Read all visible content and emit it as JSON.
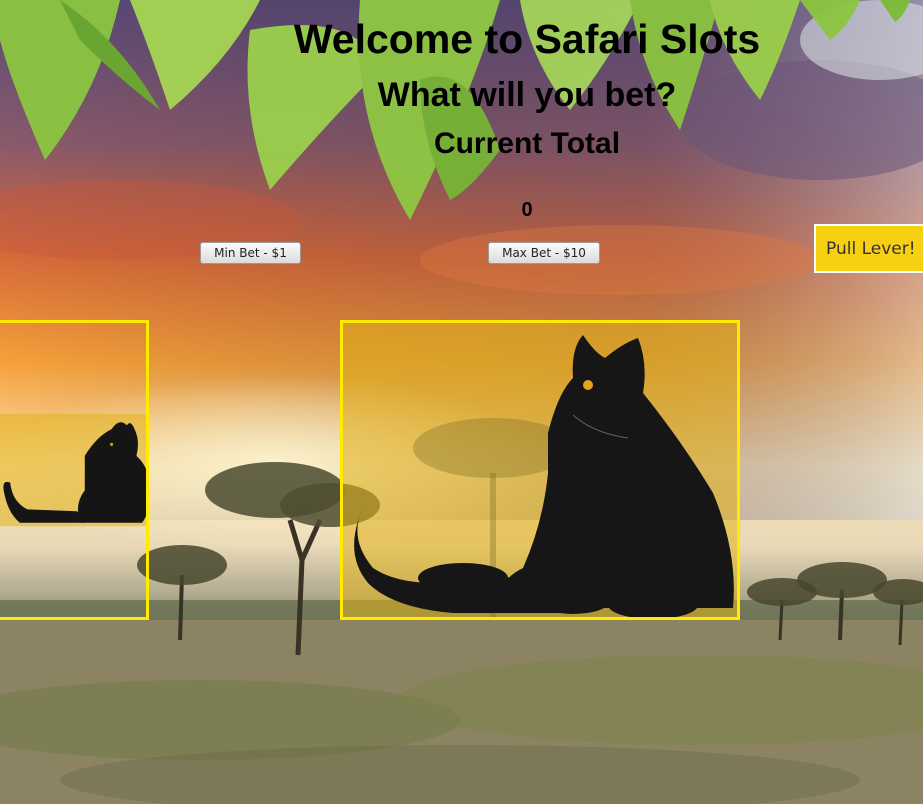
{
  "header": {
    "title": "Welcome to Safari Slots",
    "subtitle": "What will you bet?",
    "total_label": "Current Total",
    "total_value": "0"
  },
  "controls": {
    "min_bet_label": "Min Bet - $1",
    "max_bet_label": "Max Bet - $10",
    "lever_label": "Pull Lever!"
  },
  "slots": [
    {
      "icon": "black-panther-icon"
    },
    {
      "icon": "black-panther-icon"
    }
  ],
  "colors": {
    "slot_border": "#ffea00",
    "lever_bg": "#f7cf13"
  }
}
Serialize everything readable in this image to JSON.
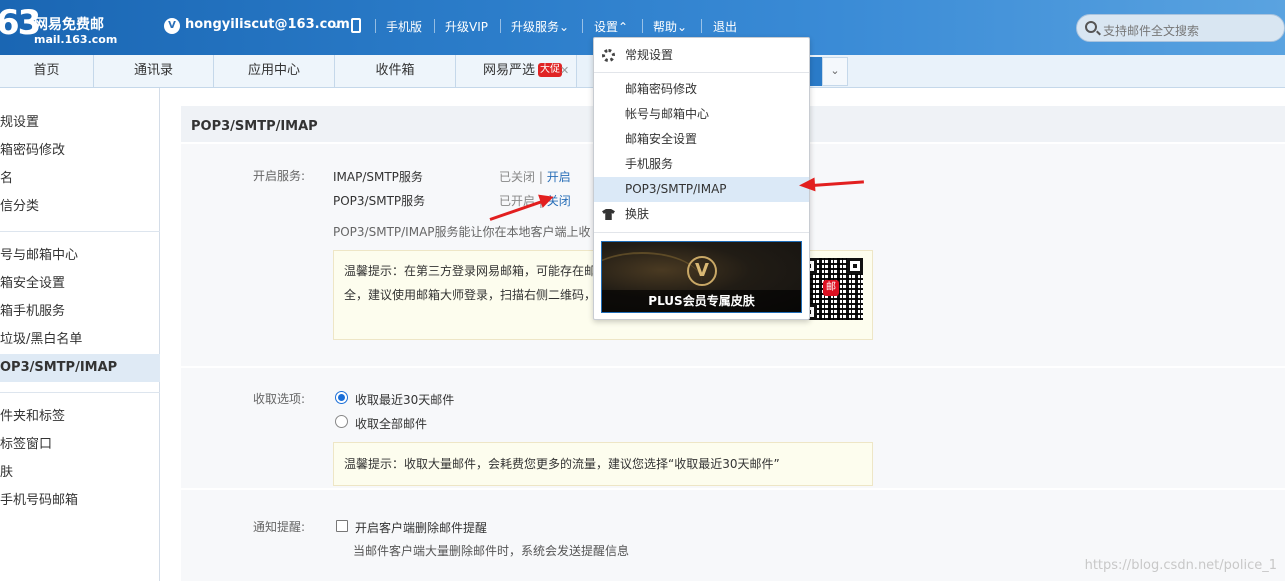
{
  "header": {
    "logo_num": "63",
    "logo_title": "网易免费邮",
    "logo_sub": "mail.163.com",
    "user_badge": "V",
    "user_email": "hongyiliscut@163.com",
    "nav": [
      "手机版",
      "升级VIP",
      "升级服务",
      "设置",
      "帮助",
      "退出"
    ],
    "search_placeholder": "支持邮件全文搜索"
  },
  "tabs": [
    {
      "label": "首页"
    },
    {
      "label": "通讯录"
    },
    {
      "label": "应用中心"
    },
    {
      "label": "收件箱"
    },
    {
      "label": "网易严选",
      "badge": "大促"
    }
  ],
  "sidebar": {
    "items": [
      "规设置",
      "箱密码修改",
      "名",
      "信分类",
      "号与邮箱中心",
      "箱安全设置",
      "箱手机服务",
      "垃圾/黑白名单",
      "OP3/SMTP/IMAP",
      "件夹和标签",
      "标签窗口",
      "肤",
      "手机号码邮箱"
    ]
  },
  "main": {
    "title": "POP3/SMTP/IMAP",
    "service_label": "开启服务:",
    "services": [
      {
        "name": "IMAP/SMTP服务",
        "status": "已关闭",
        "action": "开启"
      },
      {
        "name": "POP3/SMTP服务",
        "status": "已开启",
        "action": "关闭"
      }
    ],
    "desc": "POP3/SMTP/IMAP服务能让你在本地客户端上收",
    "tip1_line1": "温馨提示：在第三方登录网易邮箱，可能存在邮",
    "tip1_line2": "全，建议使用邮箱大师登录，扫描右侧二维码，",
    "qr_mark": "邮",
    "receive_label": "收取选项:",
    "receive_options": [
      "收取最近30天邮件",
      "收取全部邮件"
    ],
    "tip2": "温馨提示：收取大量邮件，会耗费您更多的流量，建议您选择“收取最近30天邮件”",
    "notify_label": "通知提醒:",
    "notify_option": "开启客户端删除邮件提醒",
    "notify_desc": "当邮件客户端大量删除邮件时，系统会发送提醒信息"
  },
  "dropdown": {
    "items": [
      "常规设置",
      "邮箱密码修改",
      "帐号与邮箱中心",
      "邮箱安全设置",
      "手机服务",
      "POP3/SMTP/IMAP",
      "换肤"
    ],
    "banner_v": "V",
    "banner_text": "PLUS会员专属皮肤"
  },
  "watermark": "https://blog.csdn.net/police_1",
  "colors": {
    "header_blue": "#2a7bc8",
    "highlight": "#dbe9f7",
    "arrow_red": "#e21f1f",
    "link": "#2a6fb8"
  }
}
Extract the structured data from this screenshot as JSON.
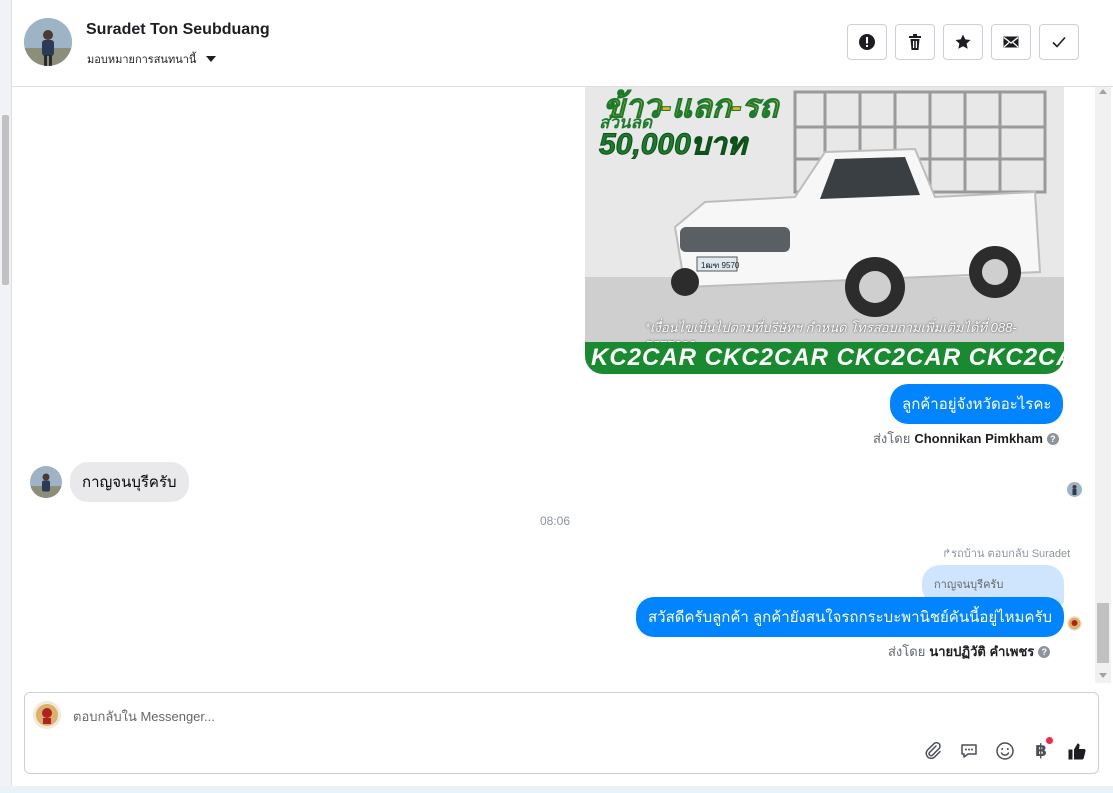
{
  "contact": {
    "name": "Suradet Ton Seubduang",
    "assign_label": "มอบหมายการสนทนานี้"
  },
  "header_actions": [
    {
      "name": "spam-button",
      "icon": "alert-circle-icon"
    },
    {
      "name": "delete-button",
      "icon": "trash-icon"
    },
    {
      "name": "star-button",
      "icon": "star-icon"
    },
    {
      "name": "mark-unread-button",
      "icon": "envelope-icon"
    },
    {
      "name": "mark-done-button",
      "icon": "checkmark-icon"
    }
  ],
  "ad_image": {
    "headline": "ข้าว-แลก-รถ",
    "discount_label": "ส่วนลด",
    "discount_amount": "50,000บาท",
    "fine_print": "*เงื่อนไขเป็นไปตามที่บริษัทฯ กำหนด โทรสอบถามเพิ่มเติมได้ที่ 088-5577932",
    "band_text": "KC2CAR CKC2CAR CKC2CAR CKC2CAR CKC2",
    "plate": "1ฒฑ 9570"
  },
  "messages": {
    "out_1": "ลูกค้าอยู่จังหวัดอะไรคะ",
    "sent_by_1_prefix": "ส่งโดย",
    "sent_by_1_name": "Chonnikan Pimkham",
    "in_1": "กาญจนบุรีครับ",
    "timestamp": "08:06",
    "reply_info": "รถบ้าน ตอบกลับ Suradet",
    "quoted_text": "กาญจนบุรีครับ",
    "out_2": "สวัสดีครับลูกค้า ลูกค้ายังสนใจรถกระบะพานิชย์คันนี้อยู่ไหมครับ",
    "sent_by_2_prefix": "ส่งโดย",
    "sent_by_2_name": "นายปฏิวัติ คำเพชร",
    "help_glyph": "?"
  },
  "composer": {
    "placeholder": "ตอบกลับใน Messenger...",
    "icons": [
      "paperclip-icon",
      "quick-reply-icon",
      "emoji-icon",
      "baht-payment-icon",
      "thumbs-up-icon"
    ],
    "baht_glyph": "฿"
  },
  "colors": {
    "accent": "#0084ff",
    "incoming_bubble": "#e9e9eb",
    "quoted_bubble": "#cfe4fd",
    "ad_band": "#198a2f"
  }
}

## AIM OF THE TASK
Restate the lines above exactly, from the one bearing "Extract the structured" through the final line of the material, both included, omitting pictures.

## ANSWER TO THE PROBLEM
Extract the structured data from this screenshot as JSON.
{
  "contact": {
    "name": "Suradet Ton Seubduang",
    "assign_label": "มอบหมายการสนทนานี้"
  },
  "header_actions": [
    {
      "name": "spam-button",
      "icon": "alert-circle-icon"
    },
    {
      "name": "delete-button",
      "icon": "trash-icon"
    },
    {
      "name": "star-button",
      "icon": "star-icon"
    },
    {
      "name": "mark-unread-button",
      "icon": "envelope-icon"
    },
    {
      "name": "mark-done-button",
      "icon": "checkmark-icon"
    }
  ],
  "ad_image": {
    "headline": "ข้าว-แลก-รถ",
    "discount_label": "ส่วนลด",
    "discount_amount": "50,000บาท",
    "fine_print": "*เงื่อนไขเป็นไปตามที่บริษัทฯ กำหนด โทรสอบถามเพิ่มเติมได้ที่ 088-5577932",
    "band_text": "KC2CAR CKC2CAR CKC2CAR CKC2CAR CKC2",
    "plate": "1ฒฑ 9570"
  },
  "messages": {
    "out_1": "ลูกค้าอยู่จังหวัดอะไรคะ",
    "sent_by_1_prefix": "ส่งโดย",
    "sent_by_1_name": "Chonnikan Pimkham",
    "in_1": "กาญจนบุรีครับ",
    "timestamp": "08:06",
    "reply_info": "รถบ้าน ตอบกลับ Suradet",
    "quoted_text": "กาญจนบุรีครับ",
    "out_2": "สวัสดีครับลูกค้า ลูกค้ายังสนใจรถกระบะพานิชย์คันนี้อยู่ไหมครับ",
    "sent_by_2_prefix": "ส่งโดย",
    "sent_by_2_name": "นายปฏิวัติ คำเพชร",
    "help_glyph": "?"
  },
  "composer": {
    "placeholder": "ตอบกลับใน Messenger...",
    "icons": [
      "paperclip-icon",
      "quick-reply-icon",
      "emoji-icon",
      "baht-payment-icon",
      "thumbs-up-icon"
    ],
    "baht_glyph": "฿"
  },
  "colors": {
    "accent": "#0084ff",
    "incoming_bubble": "#e9e9eb",
    "quoted_bubble": "#cfe4fd",
    "ad_band": "#198a2f"
  }
}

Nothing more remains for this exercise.